- _Exercise details_
Nothing left out, nothing added: return the full set of records.
□ □ □ □ □ □ □
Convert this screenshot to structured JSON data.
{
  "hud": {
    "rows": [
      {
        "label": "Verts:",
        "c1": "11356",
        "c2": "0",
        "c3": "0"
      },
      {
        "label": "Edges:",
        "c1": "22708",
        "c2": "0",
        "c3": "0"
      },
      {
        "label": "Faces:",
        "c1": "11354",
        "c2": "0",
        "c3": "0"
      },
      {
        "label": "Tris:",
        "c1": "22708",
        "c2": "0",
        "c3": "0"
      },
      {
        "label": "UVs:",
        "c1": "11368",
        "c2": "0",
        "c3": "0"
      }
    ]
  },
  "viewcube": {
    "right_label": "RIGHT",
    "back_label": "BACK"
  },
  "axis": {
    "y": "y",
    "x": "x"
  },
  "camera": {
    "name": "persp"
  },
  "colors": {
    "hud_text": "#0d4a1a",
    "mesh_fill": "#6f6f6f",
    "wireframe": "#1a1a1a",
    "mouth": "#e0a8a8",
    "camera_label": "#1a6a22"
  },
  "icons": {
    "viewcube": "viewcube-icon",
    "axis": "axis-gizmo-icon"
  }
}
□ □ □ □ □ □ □
- _Your solution_
Convert this screenshot to structured JSON data.
{
  "hud": {
    "rows": [
      {
        "label": "Verts:",
        "c1": "11356",
        "c2": "0",
        "c3": "0"
      },
      {
        "label": "Edges:",
        "c1": "22708",
        "c2": "0",
        "c3": "0"
      },
      {
        "label": "Faces:",
        "c1": "11354",
        "c2": "0",
        "c3": "0"
      },
      {
        "label": "Tris:",
        "c1": "22708",
        "c2": "0",
        "c3": "0"
      },
      {
        "label": "UVs:",
        "c1": "11368",
        "c2": "0",
        "c3": "0"
      }
    ]
  },
  "viewcube": {
    "right_label": "RIGHT",
    "back_label": "BACK"
  },
  "axis": {
    "y": "y",
    "x": "x"
  },
  "camera": {
    "name": "persp"
  },
  "colors": {
    "hud_text": "#0d4a1a",
    "mesh_fill": "#6f6f6f",
    "wireframe": "#1a1a1a",
    "mouth": "#e0a8a8",
    "camera_label": "#1a6a22"
  },
  "icons": {
    "viewcube": "viewcube-icon",
    "axis": "axis-gizmo-icon"
  }
}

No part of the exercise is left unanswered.